Data for this exercise:
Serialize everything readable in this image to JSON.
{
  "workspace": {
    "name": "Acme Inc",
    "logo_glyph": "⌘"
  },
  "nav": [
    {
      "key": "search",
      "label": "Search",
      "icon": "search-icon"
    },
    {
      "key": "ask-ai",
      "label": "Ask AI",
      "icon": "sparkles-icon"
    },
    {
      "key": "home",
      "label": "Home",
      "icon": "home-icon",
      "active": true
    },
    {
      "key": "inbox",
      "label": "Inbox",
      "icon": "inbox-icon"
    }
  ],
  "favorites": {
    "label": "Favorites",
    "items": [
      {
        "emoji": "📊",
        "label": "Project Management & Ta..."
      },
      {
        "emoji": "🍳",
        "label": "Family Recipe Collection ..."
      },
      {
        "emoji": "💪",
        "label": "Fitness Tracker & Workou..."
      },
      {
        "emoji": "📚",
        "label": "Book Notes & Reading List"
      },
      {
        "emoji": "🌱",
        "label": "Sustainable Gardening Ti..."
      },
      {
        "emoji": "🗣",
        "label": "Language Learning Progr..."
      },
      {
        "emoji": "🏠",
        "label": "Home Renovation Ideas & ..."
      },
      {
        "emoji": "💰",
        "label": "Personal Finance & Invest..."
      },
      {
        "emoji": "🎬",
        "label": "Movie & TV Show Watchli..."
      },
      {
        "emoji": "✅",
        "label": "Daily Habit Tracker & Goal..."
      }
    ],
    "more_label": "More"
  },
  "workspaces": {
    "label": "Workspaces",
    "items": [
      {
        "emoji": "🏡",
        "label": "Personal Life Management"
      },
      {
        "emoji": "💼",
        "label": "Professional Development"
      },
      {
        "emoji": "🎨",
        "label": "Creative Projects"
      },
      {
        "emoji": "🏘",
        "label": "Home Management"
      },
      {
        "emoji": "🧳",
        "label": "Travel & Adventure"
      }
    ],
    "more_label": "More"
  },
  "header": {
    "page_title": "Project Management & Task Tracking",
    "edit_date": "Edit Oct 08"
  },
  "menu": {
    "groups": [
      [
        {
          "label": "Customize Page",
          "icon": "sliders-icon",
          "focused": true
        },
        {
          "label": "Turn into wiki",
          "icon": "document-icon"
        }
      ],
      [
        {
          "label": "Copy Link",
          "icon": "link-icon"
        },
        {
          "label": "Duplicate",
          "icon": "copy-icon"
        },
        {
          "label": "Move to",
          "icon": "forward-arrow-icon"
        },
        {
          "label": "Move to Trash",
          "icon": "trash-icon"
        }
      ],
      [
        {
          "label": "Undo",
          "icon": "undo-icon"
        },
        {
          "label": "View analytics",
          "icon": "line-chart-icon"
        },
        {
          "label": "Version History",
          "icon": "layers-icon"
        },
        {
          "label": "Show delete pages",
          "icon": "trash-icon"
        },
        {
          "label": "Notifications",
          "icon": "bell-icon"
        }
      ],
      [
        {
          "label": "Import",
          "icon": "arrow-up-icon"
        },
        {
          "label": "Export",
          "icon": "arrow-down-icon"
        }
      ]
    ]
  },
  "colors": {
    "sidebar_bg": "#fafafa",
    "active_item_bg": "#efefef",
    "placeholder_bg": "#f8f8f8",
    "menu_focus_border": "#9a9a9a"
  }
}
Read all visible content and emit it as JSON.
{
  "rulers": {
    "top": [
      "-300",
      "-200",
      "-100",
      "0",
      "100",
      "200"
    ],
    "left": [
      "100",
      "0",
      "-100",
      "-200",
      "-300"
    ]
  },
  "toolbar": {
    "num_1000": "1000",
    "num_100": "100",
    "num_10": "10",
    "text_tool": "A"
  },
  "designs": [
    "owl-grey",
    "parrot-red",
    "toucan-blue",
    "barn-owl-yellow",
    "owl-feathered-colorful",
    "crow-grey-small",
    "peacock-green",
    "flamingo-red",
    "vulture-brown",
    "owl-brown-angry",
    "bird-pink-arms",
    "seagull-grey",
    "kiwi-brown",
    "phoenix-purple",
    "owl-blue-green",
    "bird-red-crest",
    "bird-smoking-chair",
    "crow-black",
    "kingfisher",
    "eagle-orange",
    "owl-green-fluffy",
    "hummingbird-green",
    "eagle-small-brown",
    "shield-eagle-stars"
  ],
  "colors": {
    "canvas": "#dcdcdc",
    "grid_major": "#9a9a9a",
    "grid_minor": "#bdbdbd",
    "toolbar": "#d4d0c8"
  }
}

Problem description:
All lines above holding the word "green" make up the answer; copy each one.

Answer space:
    "peacock-green",
    "owl-blue-green",
    "owl-green-fluffy",
    "hummingbird-green",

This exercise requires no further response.